In the bypoll held in December 2019, Narayana Gowda won on the BJP ticket, but by a narrow margin of 9,731 votes, and was made a minister.

In 2008, K R Pet was won by the Congress.

The Channarayapatna Town where the cattle market is held on Fridays falls in the Shravanabelagola Assembly constituency, which has been won four times consecutively since 2004 by the JD(S).

The current JD(S) MLA, C N Balakrishna, is related to the Deve Gowdas.

The Act

The Karnataka Prevention of Slaughter and Preservation of Cattle Act, 2020, bans the slaughter of “cow, calf of a cow and bull, bullock and he or she buffalo”. The only exemptions under the law are buffaloes above the age of 13, after they are certified by a competent authority, plus cattle used in medical research, cattle certified for slaughter by a veterinarian to prevent the spread of any disease, and very sick cattle.

Arrests can be carried out without court warrants. The punishment is up from three to seven years of jail or fines ranging from Rs 50,000 to Rs 5 lakh, or both.

For illegal transport of cattle, sale of meat, and purchase or disposal of cattle for slaughter, punishment ranges from a prison term of three to five years and a fine of Rs 50,000 to Rs 5 lakh.


  • Adam Gray

    Adam Gray is an experienced journalist with a passion for breaking news and delivering it to the masses. With over a decade of experience in the field, he has covered everything from local stories to national events, earning a reputation for his accuracy, reliability, and attention to detail. As a reporter, Adam is always on the lookout for the next big story, and his dedication to uncovering the truth has earned him the respect of his peers and readers alike. When he's not chasing down leads, Adam can be found poring over the latest headlines, always on the lookout for the next big scoop.
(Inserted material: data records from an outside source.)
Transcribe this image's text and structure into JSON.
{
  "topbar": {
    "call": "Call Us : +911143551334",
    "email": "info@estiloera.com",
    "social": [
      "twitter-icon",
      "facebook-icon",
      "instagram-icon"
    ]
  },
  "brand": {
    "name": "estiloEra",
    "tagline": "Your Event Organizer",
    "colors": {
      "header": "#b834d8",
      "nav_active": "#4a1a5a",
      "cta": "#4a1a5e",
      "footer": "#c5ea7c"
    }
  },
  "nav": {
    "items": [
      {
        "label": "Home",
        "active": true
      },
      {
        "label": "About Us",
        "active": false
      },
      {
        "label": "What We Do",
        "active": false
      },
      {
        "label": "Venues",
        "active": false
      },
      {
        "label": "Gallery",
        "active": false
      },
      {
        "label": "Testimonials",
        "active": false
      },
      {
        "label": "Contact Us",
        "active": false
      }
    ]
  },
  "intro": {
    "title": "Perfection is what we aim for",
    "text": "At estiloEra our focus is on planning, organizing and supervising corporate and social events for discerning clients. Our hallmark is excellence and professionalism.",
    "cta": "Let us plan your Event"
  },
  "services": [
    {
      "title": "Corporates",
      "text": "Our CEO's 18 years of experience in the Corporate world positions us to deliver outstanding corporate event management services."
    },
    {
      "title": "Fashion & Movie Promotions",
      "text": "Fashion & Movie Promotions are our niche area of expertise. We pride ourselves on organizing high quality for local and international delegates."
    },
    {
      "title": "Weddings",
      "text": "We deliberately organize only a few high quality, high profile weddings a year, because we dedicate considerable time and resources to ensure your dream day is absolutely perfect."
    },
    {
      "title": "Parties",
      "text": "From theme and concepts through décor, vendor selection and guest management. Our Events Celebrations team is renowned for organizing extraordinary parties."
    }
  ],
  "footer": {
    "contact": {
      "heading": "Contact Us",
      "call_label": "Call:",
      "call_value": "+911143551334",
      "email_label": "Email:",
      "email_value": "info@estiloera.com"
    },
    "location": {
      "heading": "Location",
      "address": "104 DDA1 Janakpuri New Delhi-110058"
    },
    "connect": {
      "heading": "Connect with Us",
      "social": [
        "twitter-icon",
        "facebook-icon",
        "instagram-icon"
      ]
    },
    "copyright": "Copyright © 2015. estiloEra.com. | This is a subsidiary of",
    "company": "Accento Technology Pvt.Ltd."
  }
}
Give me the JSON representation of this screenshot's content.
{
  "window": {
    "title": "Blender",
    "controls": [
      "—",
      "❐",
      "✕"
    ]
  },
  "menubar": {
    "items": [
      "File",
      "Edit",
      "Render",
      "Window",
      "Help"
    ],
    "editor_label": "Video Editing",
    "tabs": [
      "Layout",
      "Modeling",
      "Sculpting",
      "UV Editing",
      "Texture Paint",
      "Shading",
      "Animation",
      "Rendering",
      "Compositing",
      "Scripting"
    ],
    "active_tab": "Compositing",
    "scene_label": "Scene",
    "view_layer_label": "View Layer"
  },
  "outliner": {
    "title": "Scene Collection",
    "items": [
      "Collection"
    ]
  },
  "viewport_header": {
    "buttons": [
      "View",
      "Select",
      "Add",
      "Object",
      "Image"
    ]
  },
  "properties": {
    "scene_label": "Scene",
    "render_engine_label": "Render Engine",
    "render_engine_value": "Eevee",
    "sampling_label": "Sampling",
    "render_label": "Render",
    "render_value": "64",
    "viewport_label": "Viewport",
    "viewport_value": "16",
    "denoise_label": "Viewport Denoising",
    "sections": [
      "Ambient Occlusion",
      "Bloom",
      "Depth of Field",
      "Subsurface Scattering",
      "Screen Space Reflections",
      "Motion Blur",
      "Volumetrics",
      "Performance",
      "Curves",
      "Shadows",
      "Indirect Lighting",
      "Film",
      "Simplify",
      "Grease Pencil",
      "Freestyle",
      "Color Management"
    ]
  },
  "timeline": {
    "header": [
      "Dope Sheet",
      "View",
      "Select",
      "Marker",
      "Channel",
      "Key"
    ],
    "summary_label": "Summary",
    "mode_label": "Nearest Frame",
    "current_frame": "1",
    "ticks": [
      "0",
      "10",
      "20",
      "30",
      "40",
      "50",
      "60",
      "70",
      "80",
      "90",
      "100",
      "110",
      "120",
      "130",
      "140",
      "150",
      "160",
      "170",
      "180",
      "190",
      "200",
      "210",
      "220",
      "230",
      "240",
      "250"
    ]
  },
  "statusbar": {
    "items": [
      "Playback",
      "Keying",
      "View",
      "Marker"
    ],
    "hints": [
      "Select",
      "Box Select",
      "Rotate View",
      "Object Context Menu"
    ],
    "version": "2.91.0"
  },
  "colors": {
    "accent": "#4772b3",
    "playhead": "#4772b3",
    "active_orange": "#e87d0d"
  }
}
Contact [email protected]

Leave a Reply

Your email address will not be published. Required fields are marked *